Exercise aim
Return all of the data exactly, omitting any images.

Given information
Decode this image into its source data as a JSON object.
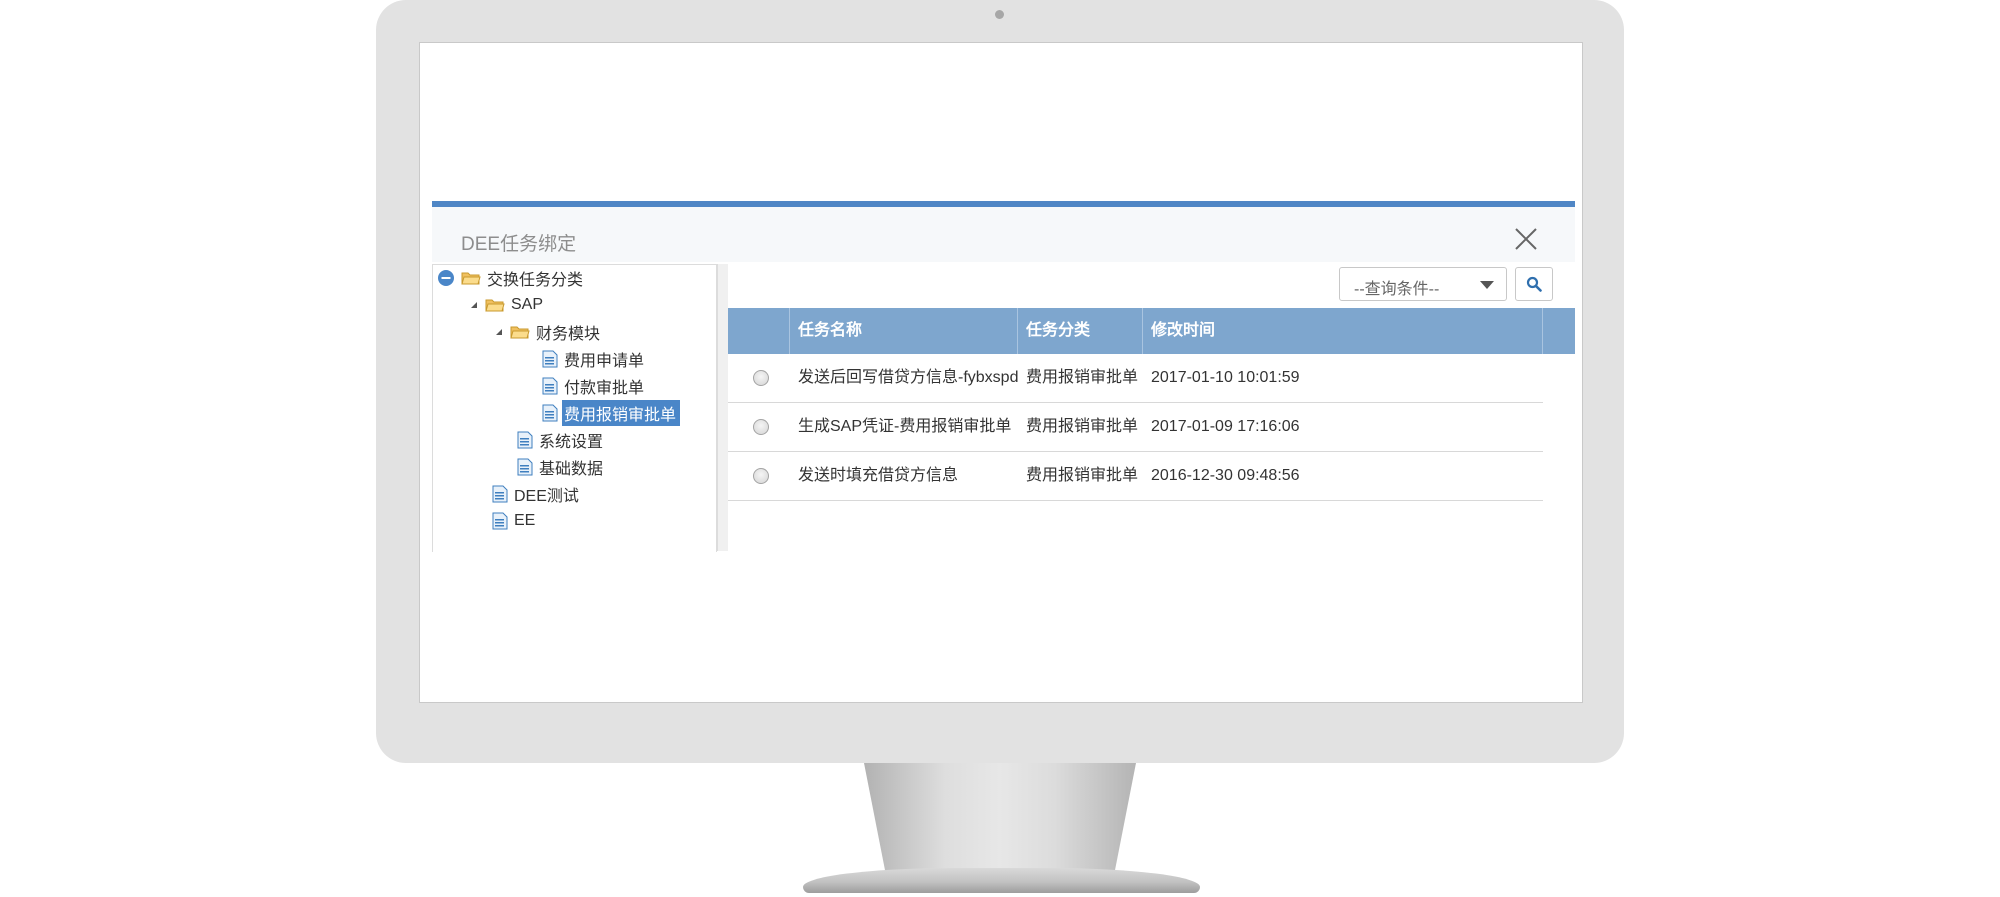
{
  "dialog": {
    "title": "DEE任务绑定"
  },
  "tree": {
    "root": "交换任务分类",
    "sap": "SAP",
    "finance": "财务模块",
    "fee_apply": "费用申请单",
    "payment": "付款审批单",
    "expense": "费用报销审批单",
    "system": "系统设置",
    "basic_data": "基础数据",
    "dee_test": "DEE测试",
    "ee": "EE"
  },
  "toolbar": {
    "query_placeholder": "--查询条件--"
  },
  "grid": {
    "columns": [
      "任务名称",
      "任务分类",
      "修改时间"
    ],
    "rows": [
      {
        "name": "发送后回写借贷方信息-fybxspd",
        "category": "费用报销审批单",
        "modified": "2017-01-10 10:01:59"
      },
      {
        "name": "生成SAP凭证-费用报销审批单",
        "category": "费用报销审批单",
        "modified": "2017-01-09 17:16:06"
      },
      {
        "name": "发送时填充借贷方信息",
        "category": "费用报销审批单",
        "modified": "2016-12-30 09:48:56"
      }
    ]
  },
  "colors": {
    "accent": "#4f86c5",
    "grid_header": "#7ea6ce",
    "selection": "#4a86c8"
  }
}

Answer to this exercise
Decode this image into its source data as a JSON object.
{
  "dialog": {
    "title": "DEE任务绑定"
  },
  "tree": {
    "root": "交换任务分类",
    "sap": "SAP",
    "finance": "财务模块",
    "fee_apply": "费用申请单",
    "payment": "付款审批单",
    "expense": "费用报销审批单",
    "system": "系统设置",
    "basic_data": "基础数据",
    "dee_test": "DEE测试",
    "ee": "EE"
  },
  "toolbar": {
    "query_placeholder": "--查询条件--"
  },
  "grid": {
    "columns": [
      "任务名称",
      "任务分类",
      "修改时间"
    ],
    "rows": [
      {
        "name": "发送后回写借贷方信息-fybxspd",
        "category": "费用报销审批单",
        "modified": "2017-01-10 10:01:59"
      },
      {
        "name": "生成SAP凭证-费用报销审批单",
        "category": "费用报销审批单",
        "modified": "2017-01-09 17:16:06"
      },
      {
        "name": "发送时填充借贷方信息",
        "category": "费用报销审批单",
        "modified": "2016-12-30 09:48:56"
      }
    ]
  },
  "colors": {
    "accent": "#4f86c5",
    "grid_header": "#7ea6ce",
    "selection": "#4a86c8"
  }
}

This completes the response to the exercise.